Cheongfan” 腸粉 (‘Changfen‘ in Mandarin Chinese) is a very typical street breakfast in the southeastern Chinese province of Canton and Hongkong. It is naturally part of the dim sum repertoire in Cantonese brunch restaurants, and is my personal favourite. Street-style Cheongfan can be quite different from the restaurant-style ones: they tend to be thicker and the choice of fillings is huge, ranging from strips of sauteed beef to bits of barbecued pork called “char siew“. Sometimes, you can ask for no fillings at all just with a dash of sweet sauce or light soy sauce with a splatter of sesame seed.

What is “Cheongfan” 腸粉?

For the uninitiated, “Cheongfan” is a steamed rice roll with a texture that is very similar to that of the Cantonese rice noodles called “hor fan“. It is a streetfood that is made on the spot in some kind of steaming device that looks like a steel cabinet of drawers. You order the filling(s) and once the Cheongfan is ready, the filling is placed on the rice sheet which is instantly rolled into a cylinder and sometimes cut up for you. The vendor will then add some sweet and savoury sauce for you with a dash of sesame seeds.

Why microwaved “Cheongfan”?

It is quite a hassle to make cheongfan at home, especially if you do not have the steel device that makes sure your cheongfan is evenly spread out. To add to that, cheongfan is normally steamed on top of a piece of cotton cloth, which helps the vendor to lift the very thin rice sheet up without breaking it. So even with the device, you’ll need years of experience to make cheongfan.

But fret not, for I have discovered an alternative way to make cheongfan at home using the microwave! It is not without hassle, but you will get to make cheongfan wherever you are in the world.

It took me some time to get the hang of rolling the cheongfan because it is very sticky. It is not as big as the streetside version but it really is up to you to make as many as you like to make up for it. The sides of the microwaved version are also not even, and I tend to add too much toppings so that they flow out. But I also kind of like that.

What you need:

  • Microwave oven
  • A flat rectangular glass container with cover
  • A silicon scrapper
  • Greasing brush
  • Spray bottle

The other criteria is that you need to have prepared some fillings. I like mine with dried prawns and char siew. So here are some suggestions:

  • Rehydrated dried shrimps
  • Rehydrated shiitake mushrooms, sliced thinly
  • cooked prawns
  • cooked char siew pork, cubed
  • cooked thinly sliced beef


  • 50g rice flour
  • 50g tapioca flour
  • 200ml water
  • pinch of salt
  • vegetable oil

Ingredients for the sauce:

  • 2 tbs light soy sauce
  • 2 tbs hoisin sauce
  • 1 tbs sugar
  • 100ml warm water


  • Cheongfan sauce (see instructions)
  • Sesame seeds
  • Fried shallot oil or Sesame oil

Instructions for the sauce:

  1. Mix all the ingredients together and stir until the sugar is dissolved.
  2. Set aside for use.


  1. Mix the rice flour, tapioca starch, water, pinch of salt and 1 tsp oil in a bowl and mix evenly.
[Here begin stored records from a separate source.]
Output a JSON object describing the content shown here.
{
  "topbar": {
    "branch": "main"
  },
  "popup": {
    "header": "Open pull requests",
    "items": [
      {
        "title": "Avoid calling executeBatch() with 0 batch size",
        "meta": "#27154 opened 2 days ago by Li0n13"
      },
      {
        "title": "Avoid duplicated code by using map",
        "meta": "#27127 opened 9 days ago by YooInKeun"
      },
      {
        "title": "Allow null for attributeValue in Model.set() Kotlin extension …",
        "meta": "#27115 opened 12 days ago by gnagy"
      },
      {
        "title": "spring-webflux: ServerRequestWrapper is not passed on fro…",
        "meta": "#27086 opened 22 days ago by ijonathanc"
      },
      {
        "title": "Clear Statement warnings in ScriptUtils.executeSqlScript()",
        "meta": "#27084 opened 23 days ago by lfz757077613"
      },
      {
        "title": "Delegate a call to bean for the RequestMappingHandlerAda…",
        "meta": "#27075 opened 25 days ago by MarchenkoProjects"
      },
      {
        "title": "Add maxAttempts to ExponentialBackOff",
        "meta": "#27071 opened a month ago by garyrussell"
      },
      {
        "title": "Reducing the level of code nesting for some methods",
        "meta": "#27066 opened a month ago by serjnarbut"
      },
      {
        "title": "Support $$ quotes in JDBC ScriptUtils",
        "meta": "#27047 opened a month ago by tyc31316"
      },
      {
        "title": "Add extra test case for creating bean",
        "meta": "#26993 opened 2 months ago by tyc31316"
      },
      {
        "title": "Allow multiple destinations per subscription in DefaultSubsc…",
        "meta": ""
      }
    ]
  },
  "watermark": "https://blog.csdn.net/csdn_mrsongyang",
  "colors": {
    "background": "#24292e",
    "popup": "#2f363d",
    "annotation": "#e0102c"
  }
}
Let it rest for 10 minutes.
  2. Grease evenly the bottom of your glass container with 1 tsp oil. Put in the microwave oven UNCOVERED, heat on maximum (800w) for 20 seconds.
  3. Pour a very thin layer of flour mixture in your glass container, just enough to evenly cover the bottom. Place in microwave oven COVERED and heat on maximum for 70 seconds.
  4. The cooked cheongfan layer will now look completely translucent. If it has areas of white uncooked spots, it means that your layer of flour mixture was too thick.
  5. Place your filling of choice on your cooked cheongfan. Spray some water about three times using spray bottle. COVER and microwave on maximum for 20 seconds.
  6. Take the container out of the oven and uncover. Using the silicon scrapper, slowly and carefully roll your cheongfan in a roll. Place it on a serving plate.
  7. Repeat the process until you have finished the flour mixture.
  8. Pour the sauce over and around the completed cheongfan, with some fried shallot oil or sesame oil. Serve.

Enjoy this recipe and let me know in the comments below how it goes!
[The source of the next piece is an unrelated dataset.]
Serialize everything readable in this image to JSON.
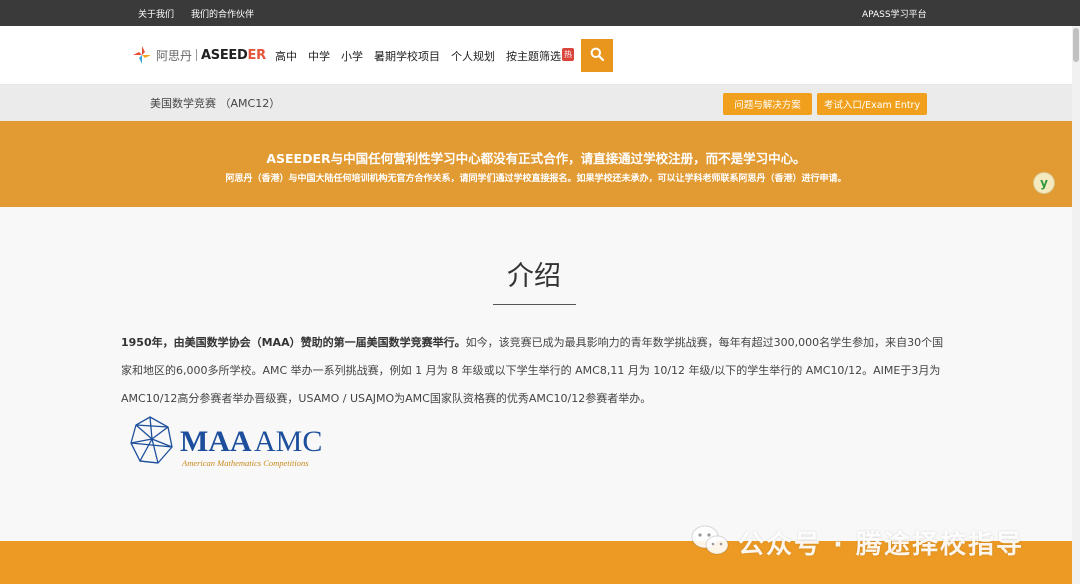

  1. The reason for heating up the oil in the glass container first before cooking is to get the oil to stick to the glass container to create a layer of lubrication.
  2. Do not put our filling in with the flour mixture in the first instance! This will create a shadow around and under the flour and this will create areas where the flour does not get cooked.
  3. The reason for spraying water on the cooked cheongfan is to prevent it from being further drying up with additional cooking, but also to allow some steaming to take place in order to soften it, in order to achieve the same texture as a traditionally steamed cheongfan.
  4. I freeze my cheongfan and steam them in a steamer whenever I feel like having it for breakfast. The sauce can be kept in the fridge for a day but you can always make a new batch easily.